Dorsey, who was Twitter's CEO until October 2008 and remains the social network's chairman, said he came up with the idea for Square nearly a year ago with Jim McKelvey, a glass artist who was frustrated after losing out on a $2,000 sale because he was unable to accept a credit card from a customer.
The two started brainstorming about how businesses and individuals could quickly start accepting credit, debit and prepaid cards over the iPhone and other small electronics and came up with the idea for a credit card reader that connects to a cell phone.
Eventually, McKelvey and a group of engineers decided they should build a gizmo that hooks up to a standard audio jack, which is common on many consumer electronics from iPhones to BlackBerrys to laptops.
Many businesses already use eBay's online payment system, PayPal, so they can take plastic on their Web sites, and iPhone applications such as iSwipe and Credit Card Terminal are available for on-the-go transactions. In January, electronic payment services company VeriFone Holdings Inc. plans to release a service similar to Square's. That service, PayWare Mobile, is aimed at small businesses and fits a credit card terminal and small stylus (for signatures) into an iPhone case.
A business often needs to have its own merchant account with a credit card company to use one of these methods, though. Square Inc. takes a different tack: It has its own merchant account, so it takes on the responsibility for minimizing risk and fraud, Dorsey said.
This also means that anyone can use the service.
"We're trying to build a utility that scales not just to someone selling coffee in a store but also someone selling their couch or buying a MacBook Pro on Craigslist," Dorsey said.
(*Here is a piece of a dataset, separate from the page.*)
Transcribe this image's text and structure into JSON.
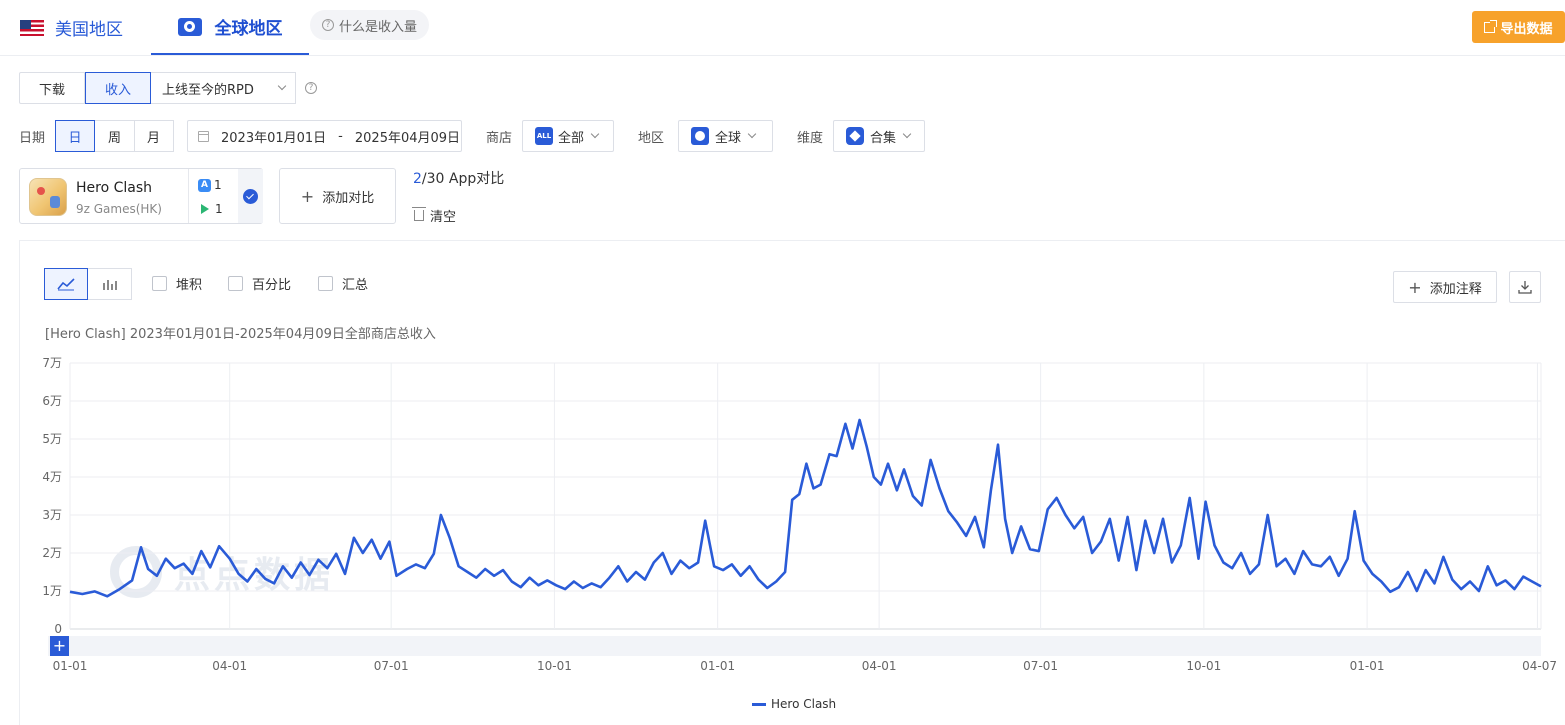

Using the so-called "square" is pretty simple. Swipe a card through a slit on its side, and the device will read your credit card number and convert it into an audio signal that can be sent to the iPhone through the audio jack. Software in the iPhone then decodes the signal and sends the transaction data out over the cell phone network to Square's servers so the purchase can be authorized. Information is encrypted on the iPhone before it gets sent.
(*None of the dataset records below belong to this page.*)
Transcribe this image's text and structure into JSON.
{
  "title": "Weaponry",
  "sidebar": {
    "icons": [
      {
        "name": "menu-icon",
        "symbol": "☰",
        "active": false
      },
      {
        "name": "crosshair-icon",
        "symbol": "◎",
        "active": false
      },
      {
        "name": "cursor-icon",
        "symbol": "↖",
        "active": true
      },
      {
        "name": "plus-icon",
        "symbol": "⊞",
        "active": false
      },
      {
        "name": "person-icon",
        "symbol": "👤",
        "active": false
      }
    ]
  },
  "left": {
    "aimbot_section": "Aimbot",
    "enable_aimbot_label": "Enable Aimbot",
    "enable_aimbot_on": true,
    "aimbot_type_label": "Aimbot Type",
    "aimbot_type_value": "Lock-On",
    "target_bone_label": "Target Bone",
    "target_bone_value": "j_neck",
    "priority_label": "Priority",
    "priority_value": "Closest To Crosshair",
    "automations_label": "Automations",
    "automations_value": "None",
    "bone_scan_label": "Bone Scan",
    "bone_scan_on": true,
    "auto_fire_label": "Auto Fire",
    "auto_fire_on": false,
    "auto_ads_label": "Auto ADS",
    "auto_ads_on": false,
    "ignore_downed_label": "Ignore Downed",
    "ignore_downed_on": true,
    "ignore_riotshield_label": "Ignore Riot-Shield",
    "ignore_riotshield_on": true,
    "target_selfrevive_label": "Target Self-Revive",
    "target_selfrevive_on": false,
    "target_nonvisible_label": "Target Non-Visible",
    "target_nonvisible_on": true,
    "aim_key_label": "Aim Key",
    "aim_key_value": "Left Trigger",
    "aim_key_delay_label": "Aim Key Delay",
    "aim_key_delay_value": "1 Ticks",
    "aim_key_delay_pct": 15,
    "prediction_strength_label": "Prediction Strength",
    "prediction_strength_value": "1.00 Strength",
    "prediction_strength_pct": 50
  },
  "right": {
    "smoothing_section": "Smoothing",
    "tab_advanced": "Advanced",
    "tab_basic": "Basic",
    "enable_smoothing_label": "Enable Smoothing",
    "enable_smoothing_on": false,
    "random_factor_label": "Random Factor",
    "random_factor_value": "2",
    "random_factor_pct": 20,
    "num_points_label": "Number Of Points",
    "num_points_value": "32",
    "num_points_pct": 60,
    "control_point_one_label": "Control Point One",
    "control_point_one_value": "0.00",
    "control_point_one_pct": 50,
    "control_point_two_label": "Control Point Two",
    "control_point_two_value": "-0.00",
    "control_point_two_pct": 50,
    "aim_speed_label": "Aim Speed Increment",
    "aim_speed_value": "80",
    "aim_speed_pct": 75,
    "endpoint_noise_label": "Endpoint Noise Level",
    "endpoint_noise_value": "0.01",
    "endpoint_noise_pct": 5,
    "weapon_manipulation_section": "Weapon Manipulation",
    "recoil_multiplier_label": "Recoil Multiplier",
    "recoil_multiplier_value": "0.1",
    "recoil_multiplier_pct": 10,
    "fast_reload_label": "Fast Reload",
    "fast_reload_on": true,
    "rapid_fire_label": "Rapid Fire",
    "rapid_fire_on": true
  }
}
Customers can sign for purchases by writing with a finger on the iPhone's touch screen. Once the transaction goes through, credit card information is deleted from the phone, Dorsey said.
Square also works with Apple's iPod Touch, and Dorsey would like to soon have its software running on phones that use Google's Android operating software, too.
Just about 100 of these squares are being tested by merchants in several cities across the country, and the company expects to release its first product to the general public in early 2010. It would give away the micro terminals and make money by charging transaction fees to those accepting payments. The fees have yet to be determined. Eventually Square hopes to offer a software-only option that doesn't require the plastic gadget.
Square could help people such as Willo O'Brien, a designer and illustrator who sells clothing, cards and jewelry on her Web site and at craft fairs. She used to leave fairs with a stack of credit card receipts she had to enter by hand on her computer. With Square, she swipes a customer's card and finishes the transaction on the spot, she said.
"The time saving aspect of Square is huge," she said.
It has also made it easier for her to accept plastic anywhere she goes. O'Brien recently took some baby clothes to a local bar, where a friend picked out what he wanted for his daughter and swiped his credit card on her square.
Not everyone believes Square's approach is a good one, though. VeriFone CEO Douglas Bergeron said that encrypting data on the iPhone itself — instead of before the data is loaded to the device — presents a security risk. Beyond that, he's wary of Square's decision to have a merchant account for the company itself but not requiring individual businesses to have their own. Bergeron said VeriFone's offering will require merchants to have separate accounts.
"It would be like sharing bank accounts with your neighbor: It just doesn't work," he said.
But Tole Hart, an analyst for the Gartner Inc. research firm, believes Square could be right for street vendors and other small merchants. And because so many consumers are used to paying for things with credit and debit cards, Hart said, individuals might be interested in using it, too.
"It democratizes the receipt of credit card payments," he said.